» **Activity**:
Down to the last line, print the material below verbatim.

» **Given entries**:
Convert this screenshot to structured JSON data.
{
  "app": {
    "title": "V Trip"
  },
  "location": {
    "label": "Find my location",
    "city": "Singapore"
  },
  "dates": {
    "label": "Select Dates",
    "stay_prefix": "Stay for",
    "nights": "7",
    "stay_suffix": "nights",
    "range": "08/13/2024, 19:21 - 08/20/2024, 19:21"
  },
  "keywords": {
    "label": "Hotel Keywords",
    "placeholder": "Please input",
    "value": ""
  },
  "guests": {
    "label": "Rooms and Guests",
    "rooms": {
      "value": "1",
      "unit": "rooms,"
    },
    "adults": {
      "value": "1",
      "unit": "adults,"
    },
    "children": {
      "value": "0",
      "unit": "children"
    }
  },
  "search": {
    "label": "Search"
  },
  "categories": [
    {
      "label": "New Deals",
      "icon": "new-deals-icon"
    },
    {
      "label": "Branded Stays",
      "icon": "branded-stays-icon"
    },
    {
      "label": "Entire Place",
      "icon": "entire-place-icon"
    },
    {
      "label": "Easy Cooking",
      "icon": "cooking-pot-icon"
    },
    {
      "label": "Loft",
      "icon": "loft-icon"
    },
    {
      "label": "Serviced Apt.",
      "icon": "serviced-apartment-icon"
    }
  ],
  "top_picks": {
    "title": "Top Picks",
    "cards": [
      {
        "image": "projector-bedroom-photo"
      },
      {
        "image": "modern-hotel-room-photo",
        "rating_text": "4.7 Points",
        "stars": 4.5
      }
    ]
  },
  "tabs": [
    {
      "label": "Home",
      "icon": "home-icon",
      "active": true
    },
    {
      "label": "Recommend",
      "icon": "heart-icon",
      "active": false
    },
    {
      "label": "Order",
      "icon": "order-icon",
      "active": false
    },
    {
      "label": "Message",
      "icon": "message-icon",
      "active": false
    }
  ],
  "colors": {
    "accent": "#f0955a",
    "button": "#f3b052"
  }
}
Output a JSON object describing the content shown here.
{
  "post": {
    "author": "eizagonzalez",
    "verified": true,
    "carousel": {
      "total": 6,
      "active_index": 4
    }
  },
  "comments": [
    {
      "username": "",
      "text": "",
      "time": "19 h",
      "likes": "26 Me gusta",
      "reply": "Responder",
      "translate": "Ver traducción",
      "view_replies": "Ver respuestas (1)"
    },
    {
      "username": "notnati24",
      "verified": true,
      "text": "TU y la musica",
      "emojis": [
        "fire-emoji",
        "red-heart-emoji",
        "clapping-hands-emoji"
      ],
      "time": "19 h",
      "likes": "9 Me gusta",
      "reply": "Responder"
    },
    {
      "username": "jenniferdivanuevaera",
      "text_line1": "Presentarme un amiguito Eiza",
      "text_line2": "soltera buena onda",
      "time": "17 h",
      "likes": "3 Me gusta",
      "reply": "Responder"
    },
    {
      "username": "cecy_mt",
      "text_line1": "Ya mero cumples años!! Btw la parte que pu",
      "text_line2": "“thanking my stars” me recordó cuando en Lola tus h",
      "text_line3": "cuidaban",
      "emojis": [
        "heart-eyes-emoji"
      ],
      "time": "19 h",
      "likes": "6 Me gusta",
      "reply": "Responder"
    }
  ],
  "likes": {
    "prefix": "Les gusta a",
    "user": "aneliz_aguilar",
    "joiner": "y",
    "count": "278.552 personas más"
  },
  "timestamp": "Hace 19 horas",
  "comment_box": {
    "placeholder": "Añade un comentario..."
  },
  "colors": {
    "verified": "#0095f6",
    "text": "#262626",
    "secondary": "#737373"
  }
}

» **Solution**:
Convert this screenshot to structured JSON data.
{
  "app": {
    "title": "V Trip"
  },
  "location": {
    "label": "Find my location",
    "city": "Singapore"
  },
  "dates": {
    "label": "Select Dates",
    "stay_prefix": "Stay for",
    "nights": "7",
    "stay_suffix": "nights",
    "range": "08/13/2024, 19:21 - 08/20/2024, 19:21"
  },
  "keywords": {
    "label": "Hotel Keywords",
    "placeholder": "Please input",
    "value": ""
  },
  "guests": {
    "label": "Rooms and Guests",
    "rooms": {
      "value": "1",
      "unit": "rooms,"
    },
    "adults": {
      "value": "1",
      "unit": "adults,"
    },
    "children": {
      "value": "0",
      "unit": "children"
    }
  },
  "search": {
    "label": "Search"
  },
  "categories": [
    {
      "label": "New Deals",
      "icon": "new-deals-icon"
    },
    {
      "label": "Branded Stays",
      "icon": "branded-stays-icon"
    },
    {
      "label": "Entire Place",
      "icon": "entire-place-icon"
    },
    {
      "label": "Easy Cooking",
      "icon": "cooking-pot-icon"
    },
    {
      "label": "Loft",
      "icon": "loft-icon"
    },
    {
      "label": "Serviced Apt.",
      "icon": "serviced-apartment-icon"
    }
  ],
  "top_picks": {
    "title": "Top Picks",
    "cards": [
      {
        "image": "projector-bedroom-photo"
      },
      {
        "image": "modern-hotel-room-photo",
        "rating_text": "4.7 Points",
        "stars": 4.5
      }
    ]
  },
  "tabs": [
    {
      "label": "Home",
      "icon": "home-icon",
      "active": true
    },
    {
      "label": "Recommend",
      "icon": "heart-icon",
      "active": false
    },
    {
      "label": "Order",
      "icon": "order-icon",
      "active": false
    },
    {
      "label": "Message",
      "icon": "message-icon",
      "active": false
    }
  ],
  "colors": {
    "accent": "#f0955a",
    "button": "#f3b052"
  }
}
Output a JSON object describing the content shown here.
{
  "post": {
    "author": "eizagonzalez",
    "verified": true,
    "carousel": {
      "total": 6,
      "active_index": 4
    }
  },
  "comments": [
    {
      "username": "",
      "text": "",
      "time": "19 h",
      "likes": "26 Me gusta",
      "reply": "Responder",
      "translate": "Ver traducción",
      "view_replies": "Ver respuestas (1)"
    },
    {
      "username": "notnati24",
      "verified": true,
      "text": "TU y la musica",
      "emojis": [
        "fire-emoji",
        "red-heart-emoji",
        "clapping-hands-emoji"
      ],
      "time": "19 h",
      "likes": "9 Me gusta",
      "reply": "Responder"
    },
    {
      "username": "jenniferdivanuevaera",
      "text_line1": "Presentarme un amiguito Eiza",
      "text_line2": "soltera buena onda",
      "time": "17 h",
      "likes": "3 Me gusta",
      "reply": "Responder"
    },
    {
      "username": "cecy_mt",
      "text_line1": "Ya mero cumples años!! Btw la parte que pu",
      "text_line2": "“thanking my stars” me recordó cuando en Lola tus h",
      "text_line3": "cuidaban",
      "emojis": [
        "heart-eyes-emoji"
      ],
      "time": "19 h",
      "likes": "6 Me gusta",
      "reply": "Responder"
    }
  ],
  "likes": {
    "prefix": "Les gusta a",
    "user": "aneliz_aguilar",
    "joiner": "y",
    "count": "278.552 personas más"
  },
  "timestamp": "Hace 19 horas",
  "comment_box": {
    "placeholder": "Añade un comentario..."
  },
  "colors": {
    "verified": "#0095f6",
    "text": "#262626",
    "secondary": "#737373"
  }
}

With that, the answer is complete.